The official photographs the White House hands out are but visual news releases. Taken by government employees (mostly former photojournalists), they are well composed, compelling and even intimate glimpses of presidential life. They also show the president in the best possible light, as you’d expect from an administration highly conscious of the power of the image at a time of instant sharing of photos and videos.
By no stretch of the imagination are these images journalism. Rather, they propagate an idealized portrayal of events on Pennsylvania Avenue.
If you take this practice to its logical conclusion, why have news conferences? Why give reporters any access to the White House? It would be easier to just have a daily statement from the president (like his recorded weekly video address) and call it a day.
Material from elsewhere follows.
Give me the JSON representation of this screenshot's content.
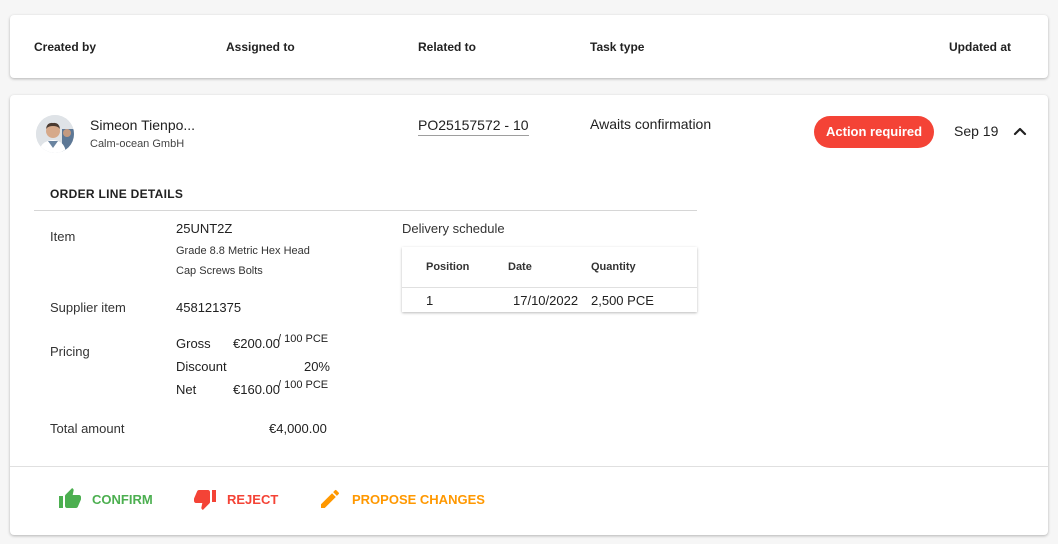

Repressive governments do this all the time.
American presidents have often tried to control how they are depicted (think of the restrictions on portraying Franklin D. Roosevelt in his wheelchair). But presidents in recent decades recognized that allowing the press independent access to their activities was a necessary part of the social contract of trust and transparency that should exist between citizens and their leaders.
It’s not the most likely state for Republicans to pick up a U.S. Senate seat in 2014, but North Carolina does attract RealClearPolitics analyst Sean Trende‘s attention in a column highlighting Senate seats that could flip from one major party to the other next year. Trende labels North Carolina a “Tier 2B” state, with four other (Tier 1 and Tier 2A) races more likely to lead to changes in partisan affiliation.
This race is a lot like Louisiana. [Kay] Hagan was able to win against a weak Republican incumbent in 2008 in part because of turnout the Obama campaign generated. That turnout dissipated in 2010, as Republican Sen. Richard Burr won by the largest margin of any Senate candidate in North Carolina since 1974. Now it’s Hagan’s turn to run in the off-year electorate. Polling has steadily shown her narrowly leading state House Majority Leader Thom Tillis, although her margins are in single digits and she takes around 45 percent of the vote here.
Complicating things, all of the polling is from Democratic survey firm PPP, which selects from registered voters who turned out in 2008, 2010 or 2012; in other words, they probably let through the “Obama electorate,” which may or may not materialize in 2014. Further complicating matters, Tillis is the face of the controversial North Carolina legislature; he may be a one-man turnout machine for Democrats. Of course, he has to make it through a crowded Republican primary first.
If you’re having a hard time keeping track of the various lawsuits left-of-center advocacy groups have filed against North Carolina’s new election law, the N.C. Institute for Constitutional Law hopes to help with a new website, NCVotingCases.org. NCICL’s Jeanette Doran discusses the site and the cases it documents during the next edition of Carolina Journal Radio.
Katherine Restrepo discusses long-term problems associated with Obamacare’s health insurance exchanges, while Ohio University economist Richard Vedder discusses key challenges in higher education affordability across the nation.
You’ll also hear an update on North Carolina’s efforts to repay $2.5 billion owed to the federal government for unemployment benefits, and you’ll learn about the $1.4 billion the state is spending each year on work force development.
This Reuters map gives a state-by state breakdown of the number of enrollees who have officially made it through the health insurance exchange process — but have they really? While these enrollees have selected a health insurance plan through Obamacare’s state and federal marketplaces, insurers report that only 5-15% of these applicants have actually paid their first month’s premium.